Rosemary – The root of the semi-woody cuttings of rosemary need more time, but the new shoots in the spring grow faster. Keep the plant in a sunny spot.

Sage – You should take some sage cuttings in the spring and place them in water. Place the herb on a bright spot in a well-aerated place as it is prone to mildew.

Peppermint – This herb is high in the volatile substance menthol which provides a cooling sensation on the skin or tongue and does not change the temperature. Just put a few fresh cuttings in water, as it is the easiest herbs you can grow in water.

Tarragon – You need some spring cuttings after new growth appears, and place the herb on a warm and bright place. Tarragon can be of various types, and the French one is best for culinary purposes while the Russian is better to be used for salads.

Basil – This herb is easily grown in water. Place the cuttings in water before they start flowering and place the container in a sunny place.

Spearmint –Peppermint is a natural hybrid of spearmint and it is easily grown in this way.

Thyme – Take some newly grown, green cuttings, in the mid-spring or early summer before the thyme starts flowering, place them in water, and spray the parts which are under the water to avoid its drying.

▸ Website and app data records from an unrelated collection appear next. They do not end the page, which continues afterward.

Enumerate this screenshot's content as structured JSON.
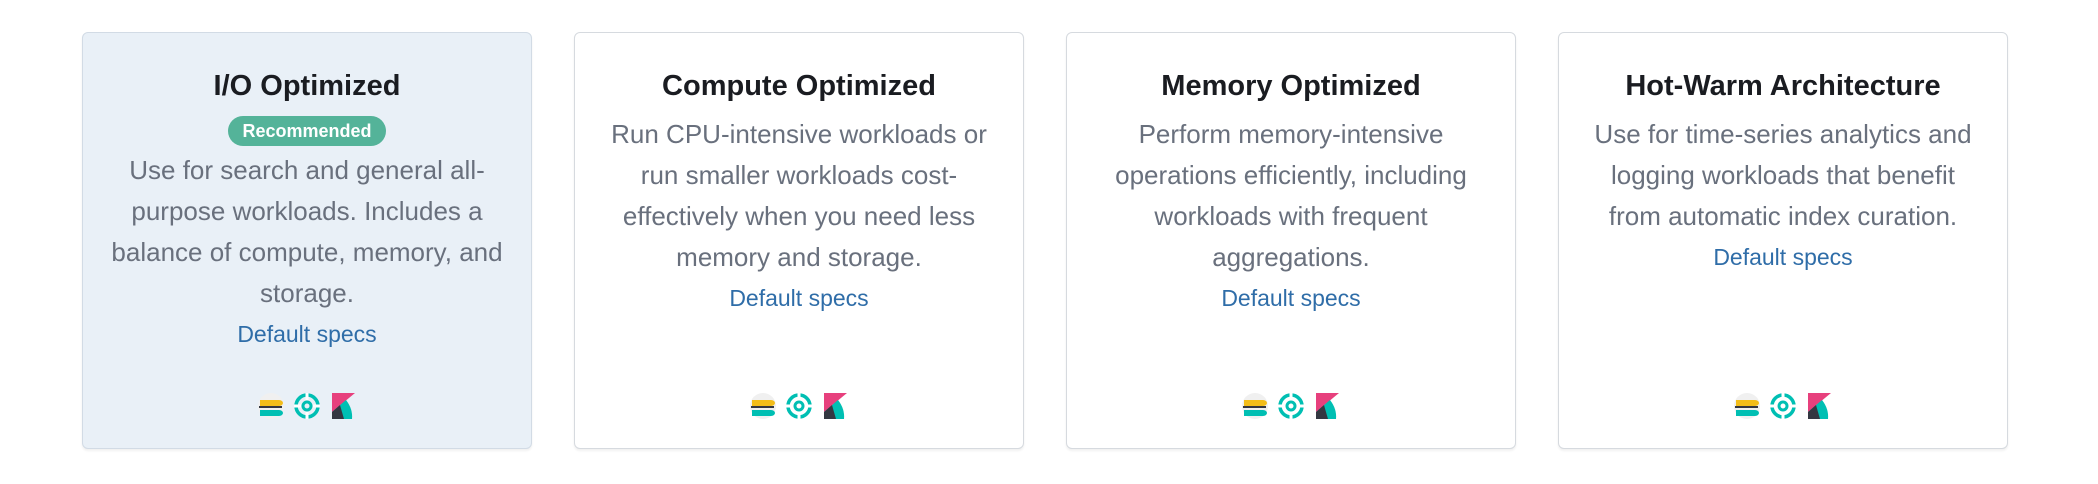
{
  "cards": [
    {
      "title": "I/O Optimized",
      "badge": "Recommended",
      "description": "Use for search and general all-purpose workloads. Includes a balance of compute, memory, and storage.",
      "link": "Default specs",
      "icons": [
        "elasticsearch-icon",
        "apm-icon",
        "kibana-icon"
      ],
      "selected": true
    },
    {
      "title": "Compute Optimized",
      "description": "Run CPU-intensive workloads or run smaller workloads cost-effectively when you need less memory and storage.",
      "link": "Default specs",
      "icons": [
        "elasticsearch-icon",
        "apm-icon",
        "kibana-icon"
      ]
    },
    {
      "title": "Memory Optimized",
      "description": "Perform memory-intensive operations efficiently, including workloads with frequent aggregations.",
      "link": "Default specs",
      "icons": [
        "elasticsearch-icon",
        "apm-icon",
        "kibana-icon"
      ]
    },
    {
      "title": "Hot-Warm Architecture",
      "description": "Use for time-series analytics and logging workloads that benefit from automatic index curation.",
      "link": "Default specs",
      "icons": [
        "elasticsearch-icon",
        "apm-icon",
        "kibana-icon"
      ]
    }
  ],
  "colors": {
    "selected_bg": "#e9f0f7",
    "badge": "#54b399",
    "link": "#2f6da8",
    "text": "#69707d",
    "title": "#1a1c21"
  }
}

As soon as it is grown, cut the stems to boost branching.

Oregano – Place the fresh cuttings of oregano in water and pinch the growing tips as the herb grows.

Lemon balm – You should pick several cuttings in spring or fall, and place them in water in a bright spot. After 3-4 weeks, the cuttings will develop roots. Change the water often, or you can keep the plant outdoor if the weather is warm. You can prepare tea from the leaves.

Stevia – You can add stevia to some beverages and teas. Just place some stevia cuttings from actively growing branches in a container full of water, and keep it in a sunny and warm place.


SOURCE: https://www.aarke.com/us/carbonator-2#93=5431

Do you like having a glass of sparkling water with your meal, keeping the frig stocked with Perrier or Pellegrino can be costly. Well now the brand Aarke has something special for you. The Aarke carbonated water machine requires no batteries or electricity. You can make 1 litter of sparkling water at home. Just fill the bottle with cold water, screw the bottle into the machine, pull the lever down and that’s it! You will need a CO2 canister which is what carbonates the water, and you turn in when you get a refill canister. I looked a few place and mostly everywhere is the same price this will run you $219, but it’s stainless steel (other colors available). No more carrying or storing those heavy bottles, or drinking only half and throwing out the rest because it’s flat. I got me one and I love it!

Find your at https://www.aarke.com/us/retailers or just go on amazon they have everything including the canisters!

Raw Pumpkin Seed Butter

SOURCE: https://thehealthytart.com/raw-pumpkin-seed-butter-recipe/

Have you ever been to the store and see every nut butter on the shelf but the one you want? Not a problem anymore because once you start making your own nut butter no nut is safe! We already tried pistachio butter, peanut butter, almond butter so pumpkin seed is next on the list. Found this quick recipe at http://www.thehealthytart.com and it’s awesome:


1 cup raw pumpkin seeds

1-2 teaspoons olive oil

1 pinch sea salt


  • 2 teaspoons maple syrup
  • 1 teaspoon vanilla extract
  • 1/4 teaspoon ground cinnamon


  1. Process the raw pumpkin seeds in a blender or food processor until you achieve a creamy consistency. Depending on the power of your blender it can take up to 5-8 minutes, make sure to scrape down the sides once in a while.
  2. Add all other ingredients and only pulse briefly.
  3. Enjoy


Optional: You can roast the pumpkin seeds in the oven for 10-12 minutes at 175°C before processing them. This will give them a lovely roasted flavour, but you would lose out on a few nutrients during the process.